But is is not just about ancient Greeks and romantic German intellectuals.
“An important aspect of Greek identity involves the extent to which it can be considered an Eastern or a Western country. Today, when Greeks prepare to go abroad to Germany, England, or France, many say, “We are going to Europe.” This may seem odd, given that Greece is a full member of the European Union, and most people think of Greece as the cradle of Western civilization. It is ironic that while the West looks to Greece for the source of its own identity, for most of its history the sights of Greece have been turned toward the East. In ancient times, Alexander the Great turned his back on what he considered a barbarian West and spread Hellenism to the East as far as India. When Constantine established his religious headquarters, it was the growing town of Byzantium that he chose, not the small village of Athens, with its few houses spread beneath a forgotten Acropolis. The Orthodox Church, which was the primary force behind Greek identity for nearly 1,500 years, has always maintained a strongly anti-Western stance.”

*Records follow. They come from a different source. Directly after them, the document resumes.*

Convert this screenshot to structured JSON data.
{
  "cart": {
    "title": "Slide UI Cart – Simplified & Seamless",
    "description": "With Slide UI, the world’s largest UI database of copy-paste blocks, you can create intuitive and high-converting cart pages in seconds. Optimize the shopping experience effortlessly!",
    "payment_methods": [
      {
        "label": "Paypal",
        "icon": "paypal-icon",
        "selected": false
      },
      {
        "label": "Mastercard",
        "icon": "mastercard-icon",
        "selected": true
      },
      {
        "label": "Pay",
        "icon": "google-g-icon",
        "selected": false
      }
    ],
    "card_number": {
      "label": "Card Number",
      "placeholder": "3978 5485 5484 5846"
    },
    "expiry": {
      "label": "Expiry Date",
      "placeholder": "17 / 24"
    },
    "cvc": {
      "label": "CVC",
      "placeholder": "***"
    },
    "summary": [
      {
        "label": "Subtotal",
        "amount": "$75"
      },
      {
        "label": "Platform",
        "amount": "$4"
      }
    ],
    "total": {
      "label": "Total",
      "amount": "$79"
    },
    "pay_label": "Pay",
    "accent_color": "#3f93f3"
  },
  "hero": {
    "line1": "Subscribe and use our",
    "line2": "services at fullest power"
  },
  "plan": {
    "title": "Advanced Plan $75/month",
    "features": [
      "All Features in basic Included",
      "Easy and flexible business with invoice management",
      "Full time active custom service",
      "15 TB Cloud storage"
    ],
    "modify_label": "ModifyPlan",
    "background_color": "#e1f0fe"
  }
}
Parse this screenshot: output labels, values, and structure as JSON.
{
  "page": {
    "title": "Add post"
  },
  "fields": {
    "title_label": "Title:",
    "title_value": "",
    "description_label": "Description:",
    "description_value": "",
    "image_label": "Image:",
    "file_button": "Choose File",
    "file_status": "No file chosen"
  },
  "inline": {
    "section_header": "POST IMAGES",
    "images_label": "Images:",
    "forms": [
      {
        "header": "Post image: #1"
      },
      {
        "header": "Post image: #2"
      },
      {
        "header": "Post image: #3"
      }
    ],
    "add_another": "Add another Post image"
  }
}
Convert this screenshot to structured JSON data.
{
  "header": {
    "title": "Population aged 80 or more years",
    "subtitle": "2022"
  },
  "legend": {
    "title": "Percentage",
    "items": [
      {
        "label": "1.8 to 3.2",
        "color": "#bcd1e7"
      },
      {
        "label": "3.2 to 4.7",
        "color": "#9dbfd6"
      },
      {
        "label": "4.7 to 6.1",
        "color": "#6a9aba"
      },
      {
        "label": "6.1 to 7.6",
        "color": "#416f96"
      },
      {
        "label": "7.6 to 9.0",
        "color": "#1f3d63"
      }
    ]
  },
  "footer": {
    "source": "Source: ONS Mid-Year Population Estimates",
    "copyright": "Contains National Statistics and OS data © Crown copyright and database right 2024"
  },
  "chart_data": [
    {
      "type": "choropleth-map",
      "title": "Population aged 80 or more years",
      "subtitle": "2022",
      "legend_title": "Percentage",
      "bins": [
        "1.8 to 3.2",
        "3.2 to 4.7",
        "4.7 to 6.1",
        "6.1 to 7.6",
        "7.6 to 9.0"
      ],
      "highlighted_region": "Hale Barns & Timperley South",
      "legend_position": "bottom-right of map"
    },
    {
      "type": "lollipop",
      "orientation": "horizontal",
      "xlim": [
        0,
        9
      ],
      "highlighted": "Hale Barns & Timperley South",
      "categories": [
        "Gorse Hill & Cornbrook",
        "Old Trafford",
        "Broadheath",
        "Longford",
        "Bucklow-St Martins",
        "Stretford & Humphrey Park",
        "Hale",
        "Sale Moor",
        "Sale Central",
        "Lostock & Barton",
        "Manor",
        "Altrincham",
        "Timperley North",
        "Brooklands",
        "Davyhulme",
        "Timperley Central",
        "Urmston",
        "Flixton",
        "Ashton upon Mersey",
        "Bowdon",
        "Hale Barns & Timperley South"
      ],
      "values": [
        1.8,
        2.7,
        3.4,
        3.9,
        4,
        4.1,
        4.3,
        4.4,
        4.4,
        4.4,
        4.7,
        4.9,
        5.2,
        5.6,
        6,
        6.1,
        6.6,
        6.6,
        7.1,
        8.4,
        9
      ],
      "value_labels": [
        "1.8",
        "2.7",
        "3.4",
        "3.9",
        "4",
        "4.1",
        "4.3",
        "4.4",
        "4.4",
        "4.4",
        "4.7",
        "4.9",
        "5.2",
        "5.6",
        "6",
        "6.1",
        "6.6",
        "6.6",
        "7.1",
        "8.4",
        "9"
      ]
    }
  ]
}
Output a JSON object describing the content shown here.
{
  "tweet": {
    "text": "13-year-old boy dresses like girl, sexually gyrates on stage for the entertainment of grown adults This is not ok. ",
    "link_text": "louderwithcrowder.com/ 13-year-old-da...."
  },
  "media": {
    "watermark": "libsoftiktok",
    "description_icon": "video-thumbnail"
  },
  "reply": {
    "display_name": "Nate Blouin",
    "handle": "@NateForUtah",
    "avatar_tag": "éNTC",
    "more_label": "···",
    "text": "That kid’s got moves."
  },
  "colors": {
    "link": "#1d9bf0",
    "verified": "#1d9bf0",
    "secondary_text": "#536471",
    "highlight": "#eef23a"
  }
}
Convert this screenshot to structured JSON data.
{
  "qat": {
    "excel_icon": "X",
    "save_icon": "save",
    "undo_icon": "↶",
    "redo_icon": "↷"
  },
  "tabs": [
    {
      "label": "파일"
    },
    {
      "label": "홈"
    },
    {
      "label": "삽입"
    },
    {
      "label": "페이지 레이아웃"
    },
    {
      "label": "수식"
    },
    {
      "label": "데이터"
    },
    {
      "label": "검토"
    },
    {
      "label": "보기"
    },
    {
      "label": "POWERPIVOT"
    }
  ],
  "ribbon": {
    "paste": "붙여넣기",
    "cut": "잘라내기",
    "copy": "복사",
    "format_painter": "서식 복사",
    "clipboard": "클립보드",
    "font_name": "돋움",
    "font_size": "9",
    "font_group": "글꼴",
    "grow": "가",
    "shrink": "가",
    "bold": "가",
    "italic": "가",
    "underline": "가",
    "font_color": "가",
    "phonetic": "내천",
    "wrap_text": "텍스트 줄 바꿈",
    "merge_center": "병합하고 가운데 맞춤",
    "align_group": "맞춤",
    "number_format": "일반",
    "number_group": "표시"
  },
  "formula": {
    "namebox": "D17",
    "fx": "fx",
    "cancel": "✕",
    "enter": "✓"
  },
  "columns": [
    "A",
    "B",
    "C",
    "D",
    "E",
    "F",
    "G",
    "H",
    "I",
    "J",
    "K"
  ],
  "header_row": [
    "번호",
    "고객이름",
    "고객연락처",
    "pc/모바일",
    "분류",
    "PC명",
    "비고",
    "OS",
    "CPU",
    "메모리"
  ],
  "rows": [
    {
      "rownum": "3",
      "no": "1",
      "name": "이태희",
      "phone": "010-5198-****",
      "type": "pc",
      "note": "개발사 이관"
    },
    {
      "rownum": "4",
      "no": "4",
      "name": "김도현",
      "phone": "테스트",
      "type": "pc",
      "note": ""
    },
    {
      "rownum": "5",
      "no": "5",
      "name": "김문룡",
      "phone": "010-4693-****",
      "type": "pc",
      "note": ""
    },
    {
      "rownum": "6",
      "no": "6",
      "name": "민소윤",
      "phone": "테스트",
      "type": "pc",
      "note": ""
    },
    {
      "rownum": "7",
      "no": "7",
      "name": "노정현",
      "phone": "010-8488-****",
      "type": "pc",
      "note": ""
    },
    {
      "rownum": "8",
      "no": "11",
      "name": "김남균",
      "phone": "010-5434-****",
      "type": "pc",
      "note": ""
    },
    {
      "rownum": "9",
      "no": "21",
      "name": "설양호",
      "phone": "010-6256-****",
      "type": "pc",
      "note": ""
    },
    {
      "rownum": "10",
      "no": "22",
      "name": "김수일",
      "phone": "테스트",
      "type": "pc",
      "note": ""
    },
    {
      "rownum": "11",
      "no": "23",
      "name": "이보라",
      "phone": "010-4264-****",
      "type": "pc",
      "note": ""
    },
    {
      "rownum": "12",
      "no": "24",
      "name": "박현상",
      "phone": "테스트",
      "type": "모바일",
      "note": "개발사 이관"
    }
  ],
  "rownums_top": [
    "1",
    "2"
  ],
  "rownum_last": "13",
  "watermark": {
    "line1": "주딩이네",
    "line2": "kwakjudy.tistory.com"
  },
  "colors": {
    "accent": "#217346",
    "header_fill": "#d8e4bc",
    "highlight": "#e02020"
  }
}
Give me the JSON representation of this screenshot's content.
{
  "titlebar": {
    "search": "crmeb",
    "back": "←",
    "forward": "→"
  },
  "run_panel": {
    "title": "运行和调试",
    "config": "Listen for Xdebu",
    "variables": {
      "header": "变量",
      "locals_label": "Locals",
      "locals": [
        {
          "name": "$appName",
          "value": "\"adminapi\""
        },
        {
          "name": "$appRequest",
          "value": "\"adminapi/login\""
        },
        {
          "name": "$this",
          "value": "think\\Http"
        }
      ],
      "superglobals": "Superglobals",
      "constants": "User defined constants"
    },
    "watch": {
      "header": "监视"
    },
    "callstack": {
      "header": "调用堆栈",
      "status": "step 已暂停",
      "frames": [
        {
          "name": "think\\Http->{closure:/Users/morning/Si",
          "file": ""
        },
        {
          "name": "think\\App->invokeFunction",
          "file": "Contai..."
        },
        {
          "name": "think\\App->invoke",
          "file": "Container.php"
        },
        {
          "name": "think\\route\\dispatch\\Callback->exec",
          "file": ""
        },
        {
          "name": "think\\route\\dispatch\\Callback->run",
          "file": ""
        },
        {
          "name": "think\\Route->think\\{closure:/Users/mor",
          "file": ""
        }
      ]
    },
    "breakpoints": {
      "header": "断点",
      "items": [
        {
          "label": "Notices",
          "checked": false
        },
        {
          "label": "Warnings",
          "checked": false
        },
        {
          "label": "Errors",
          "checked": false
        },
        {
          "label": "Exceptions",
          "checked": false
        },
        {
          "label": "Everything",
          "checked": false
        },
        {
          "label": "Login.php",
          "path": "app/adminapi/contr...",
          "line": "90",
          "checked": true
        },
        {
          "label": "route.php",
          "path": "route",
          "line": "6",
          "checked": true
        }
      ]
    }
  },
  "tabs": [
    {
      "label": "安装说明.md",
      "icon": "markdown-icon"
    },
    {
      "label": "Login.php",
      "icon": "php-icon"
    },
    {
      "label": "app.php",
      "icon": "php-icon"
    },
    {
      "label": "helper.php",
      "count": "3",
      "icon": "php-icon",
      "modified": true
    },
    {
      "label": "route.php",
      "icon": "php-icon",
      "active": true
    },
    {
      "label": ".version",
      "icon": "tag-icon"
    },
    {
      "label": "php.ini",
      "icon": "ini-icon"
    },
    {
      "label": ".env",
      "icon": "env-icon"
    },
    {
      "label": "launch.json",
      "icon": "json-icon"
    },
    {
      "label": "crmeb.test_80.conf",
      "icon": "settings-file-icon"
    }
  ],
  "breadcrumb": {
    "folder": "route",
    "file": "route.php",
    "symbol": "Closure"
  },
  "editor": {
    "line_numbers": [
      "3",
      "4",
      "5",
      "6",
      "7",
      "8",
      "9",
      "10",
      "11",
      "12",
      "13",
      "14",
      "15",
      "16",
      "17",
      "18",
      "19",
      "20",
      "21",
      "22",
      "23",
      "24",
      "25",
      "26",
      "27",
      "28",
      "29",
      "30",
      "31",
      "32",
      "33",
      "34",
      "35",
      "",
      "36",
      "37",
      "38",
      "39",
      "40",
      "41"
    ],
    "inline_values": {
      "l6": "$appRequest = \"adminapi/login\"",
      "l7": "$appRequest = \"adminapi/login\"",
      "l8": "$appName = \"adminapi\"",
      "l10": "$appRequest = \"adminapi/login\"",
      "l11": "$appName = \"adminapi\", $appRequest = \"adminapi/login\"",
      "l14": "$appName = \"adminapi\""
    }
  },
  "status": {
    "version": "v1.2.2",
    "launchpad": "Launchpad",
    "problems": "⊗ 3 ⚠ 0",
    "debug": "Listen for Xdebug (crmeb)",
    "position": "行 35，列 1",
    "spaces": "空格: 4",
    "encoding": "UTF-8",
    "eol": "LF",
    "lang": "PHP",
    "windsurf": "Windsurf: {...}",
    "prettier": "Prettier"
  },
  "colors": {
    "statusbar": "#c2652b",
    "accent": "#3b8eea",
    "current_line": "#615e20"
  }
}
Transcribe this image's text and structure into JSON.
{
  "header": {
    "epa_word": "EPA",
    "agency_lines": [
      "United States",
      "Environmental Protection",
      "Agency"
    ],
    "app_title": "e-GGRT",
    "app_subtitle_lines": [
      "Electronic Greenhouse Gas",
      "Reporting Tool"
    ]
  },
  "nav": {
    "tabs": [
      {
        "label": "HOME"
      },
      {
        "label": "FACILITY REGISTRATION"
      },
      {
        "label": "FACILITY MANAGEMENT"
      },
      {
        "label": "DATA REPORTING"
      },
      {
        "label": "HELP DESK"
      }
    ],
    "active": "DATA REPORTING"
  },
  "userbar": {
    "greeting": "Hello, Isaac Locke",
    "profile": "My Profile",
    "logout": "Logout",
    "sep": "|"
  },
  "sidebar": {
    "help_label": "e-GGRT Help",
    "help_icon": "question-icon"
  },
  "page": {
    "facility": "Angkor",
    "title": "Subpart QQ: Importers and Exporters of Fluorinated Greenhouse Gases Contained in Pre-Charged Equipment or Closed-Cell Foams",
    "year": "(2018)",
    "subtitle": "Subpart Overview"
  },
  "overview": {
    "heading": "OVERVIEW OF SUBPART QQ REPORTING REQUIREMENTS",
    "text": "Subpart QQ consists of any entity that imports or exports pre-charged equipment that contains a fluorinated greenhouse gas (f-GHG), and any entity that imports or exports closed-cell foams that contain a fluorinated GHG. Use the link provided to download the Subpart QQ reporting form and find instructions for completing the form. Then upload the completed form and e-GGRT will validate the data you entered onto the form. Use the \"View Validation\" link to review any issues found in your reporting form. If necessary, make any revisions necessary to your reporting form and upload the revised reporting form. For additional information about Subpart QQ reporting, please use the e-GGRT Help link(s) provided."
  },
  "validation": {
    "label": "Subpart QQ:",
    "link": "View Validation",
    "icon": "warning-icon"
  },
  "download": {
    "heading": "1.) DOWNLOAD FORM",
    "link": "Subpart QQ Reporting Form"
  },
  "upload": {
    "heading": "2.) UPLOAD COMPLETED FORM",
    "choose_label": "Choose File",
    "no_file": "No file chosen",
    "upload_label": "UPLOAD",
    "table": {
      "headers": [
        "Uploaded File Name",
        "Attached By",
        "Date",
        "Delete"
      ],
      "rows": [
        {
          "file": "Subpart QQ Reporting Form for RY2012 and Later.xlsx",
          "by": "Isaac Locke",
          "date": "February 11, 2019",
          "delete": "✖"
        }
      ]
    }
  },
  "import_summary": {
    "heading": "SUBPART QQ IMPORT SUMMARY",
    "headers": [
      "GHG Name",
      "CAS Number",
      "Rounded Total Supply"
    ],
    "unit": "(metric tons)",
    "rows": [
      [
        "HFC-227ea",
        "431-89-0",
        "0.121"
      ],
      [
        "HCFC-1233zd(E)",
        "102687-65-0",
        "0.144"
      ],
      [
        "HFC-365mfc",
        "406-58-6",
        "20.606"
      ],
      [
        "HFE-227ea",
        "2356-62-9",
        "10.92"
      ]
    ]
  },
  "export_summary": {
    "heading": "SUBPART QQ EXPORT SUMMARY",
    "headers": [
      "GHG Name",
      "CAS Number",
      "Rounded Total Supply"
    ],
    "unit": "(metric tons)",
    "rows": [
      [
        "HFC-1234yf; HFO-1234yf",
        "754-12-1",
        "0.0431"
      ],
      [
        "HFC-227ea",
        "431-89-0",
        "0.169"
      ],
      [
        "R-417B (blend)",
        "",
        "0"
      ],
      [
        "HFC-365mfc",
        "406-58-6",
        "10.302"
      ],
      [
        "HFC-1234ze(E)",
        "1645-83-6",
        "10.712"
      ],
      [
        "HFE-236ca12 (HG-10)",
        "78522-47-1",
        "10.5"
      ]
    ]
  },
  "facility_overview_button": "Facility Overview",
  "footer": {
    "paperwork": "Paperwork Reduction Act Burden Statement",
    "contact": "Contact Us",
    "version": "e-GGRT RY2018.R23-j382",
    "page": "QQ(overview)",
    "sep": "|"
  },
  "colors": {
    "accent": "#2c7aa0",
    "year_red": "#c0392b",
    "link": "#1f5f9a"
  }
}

Exploring the Greek Mosaic: A Guide to Intercultural Communication in Greece – Benjamin J. Broome
As Greeks prepare for the match and even decide not to buy German beer today they forget just how much Germany has helped many Greeks that went there as guest workers. Trying to rally up memories of the second world war and the atrocities is out of place. Here are a few British reports:
“122. The German occupation, whilst rigorous, has exasperated the Greeks less. The change when passing into the German from the Italian zone is very noticeable. The Germans forfeited their considerable popularity by their callous behavior during the famine and their wanton looting of public and private property. The removal of art treasures to Berlin and the flagrant commandeering of luxury goods and furniture, which could have no military justification, disillusioned the Greeks. Lastly, they showed that they were the Herrenvolk in many infuriating ways, by knocking Greeks off trams, by hitting them in the streets.
123. But latterly the Germans have only behaved harshly when they had some pretext. German troops have been instructed to behave properly to the civilian population and they seem to have fraternised with the Greeks. It is possible for 20 Germans to visit a village in circumstances in which the Italians would only go 1,000 strong.”
British Reports on Greece 1943-1944 -John Melior Stevens, Christopher Montague Woodhouse, David John Wallace, Lars Bærentzen
So call me a traitor if you want. I will be cheering for the Greek team tonight but fully expect the Germans to trounce us as they are systematically better at football of course. And for all my German friends, all those great people I have met around the world who happen to come from that part of the world, there are many of us over here who love you, Merkel and all. Maybe we should all be reading more from our great thinkers …